1. Château Pavie: Rated 98+ from the bottle, and 98-100 in this tasting. I found it to be massive and incredibly impressive. It received a total of 51 points.
2. Haut-Brion: Rated 98 from the bottle, and 85? in this tasting. It received a total of 6 points.
3. Pape-Clément: Rated 98 from the bottle, and also 98 in this tasting. It received a total of 56 points.
4. Montrose: Rated 95 from the bottle, and 96+ in this tasting. It received a total of 30 points.
5. Ducru-Beaucaillou: Rated 97 from the bottle, and 98 in this tasting. It received 57 points (a very strong showing).
6. Angèlus: Rated 98 from the bottle, and also 98 in this tasting. It received 57 points.
7. La Mission Haut-Brion: Rated 97 from the bottle, and 100 in this tasting. It received 43 points.
8. L’Eglise-Clinet: Rated 100 from the bottle, and 99+ in this tasting. It received 38 points.
9. Le Gay: Rated 95 from the bottle, and 99 in this tasting. It received 53 points.
10. Latour: Rated 96+ from the bottle, and 98+ in this tasting. It received 86 points, and won the tasting.
11. Larcis Ducasse: Rated 98 from the bottle, and 97+ in this tasting. It received 28 points. It seemed more backward than I remember it from several years ago.
12. Château Margaux: Rated 98+ from the bottle, and 98 in this tasting. It received 40 points.
13. Lafite Rothschild: Rated 96+ from the bottle, and 97+ in this tasting. It received 28 points.
14. Troplong Mondot: Rated 99 from the bottle, and 100 in this tasting. It received 54 points.

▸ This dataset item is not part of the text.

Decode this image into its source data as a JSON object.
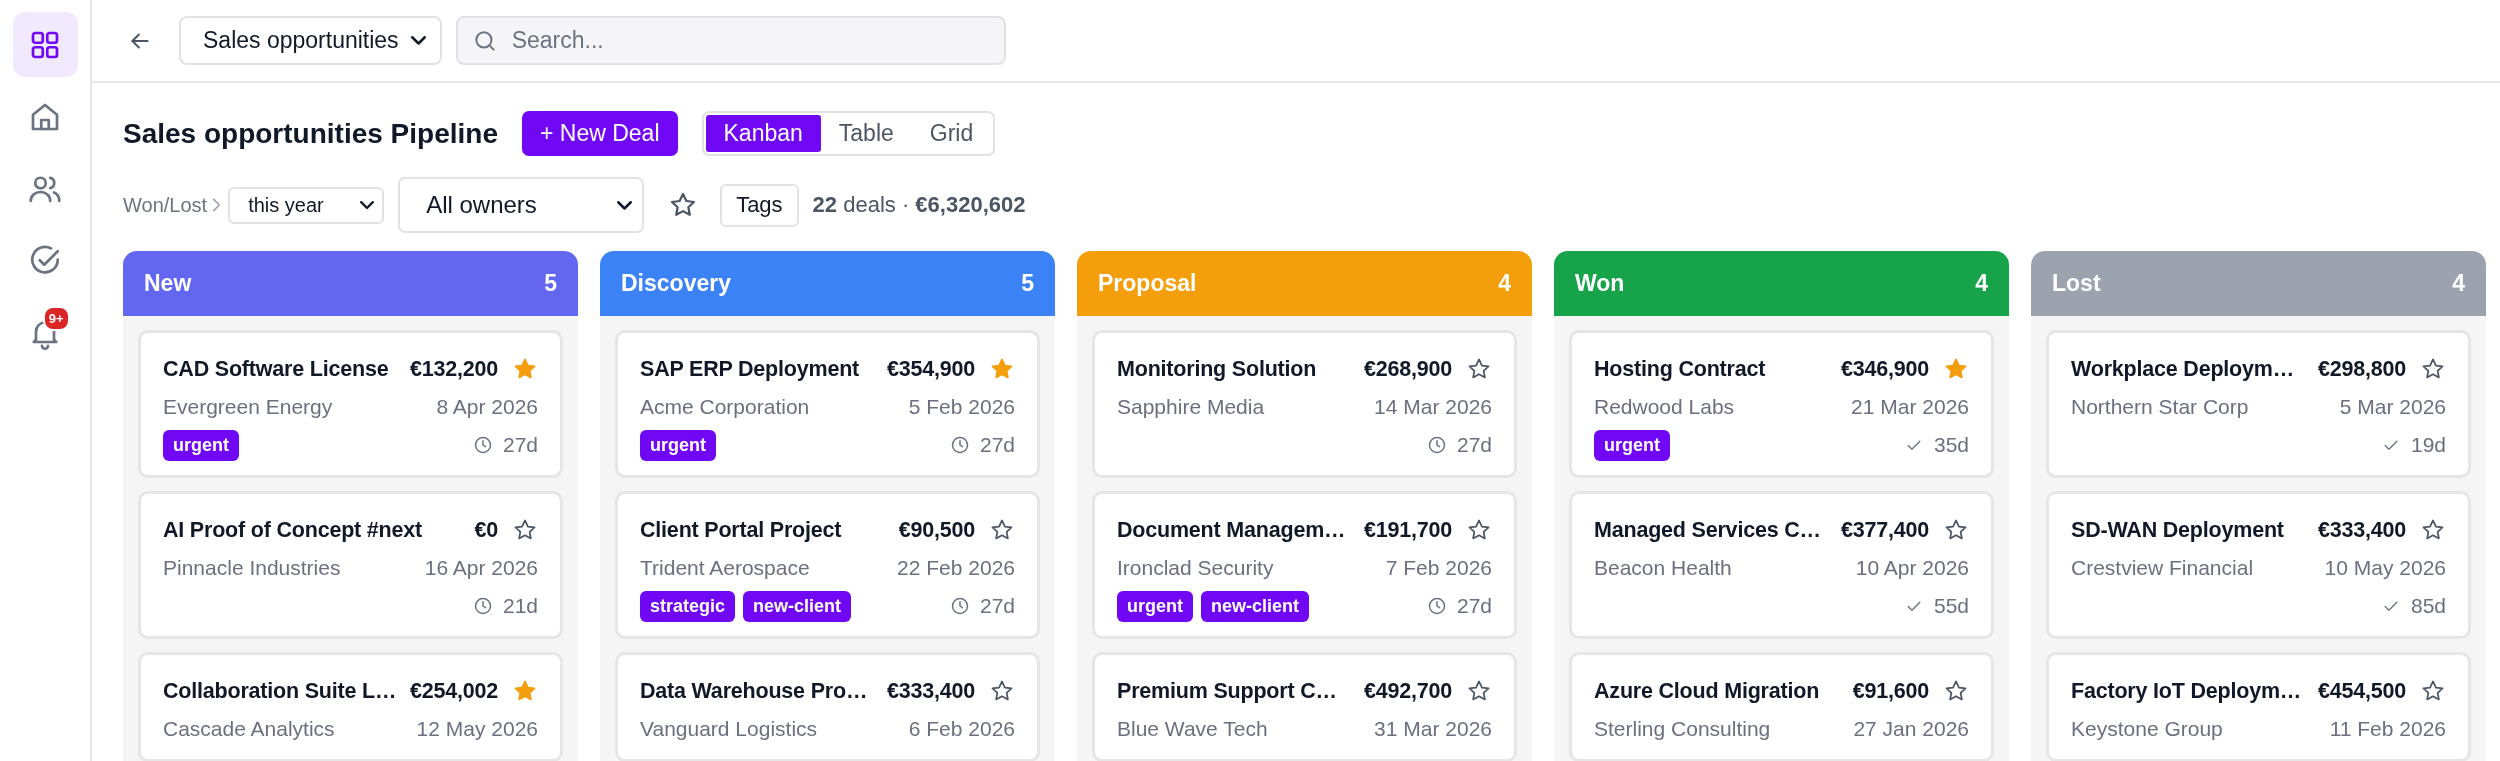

15. Cos d’Estournel: Rated 98 from the bottle, and 94+ in this tasting. It received 31 points.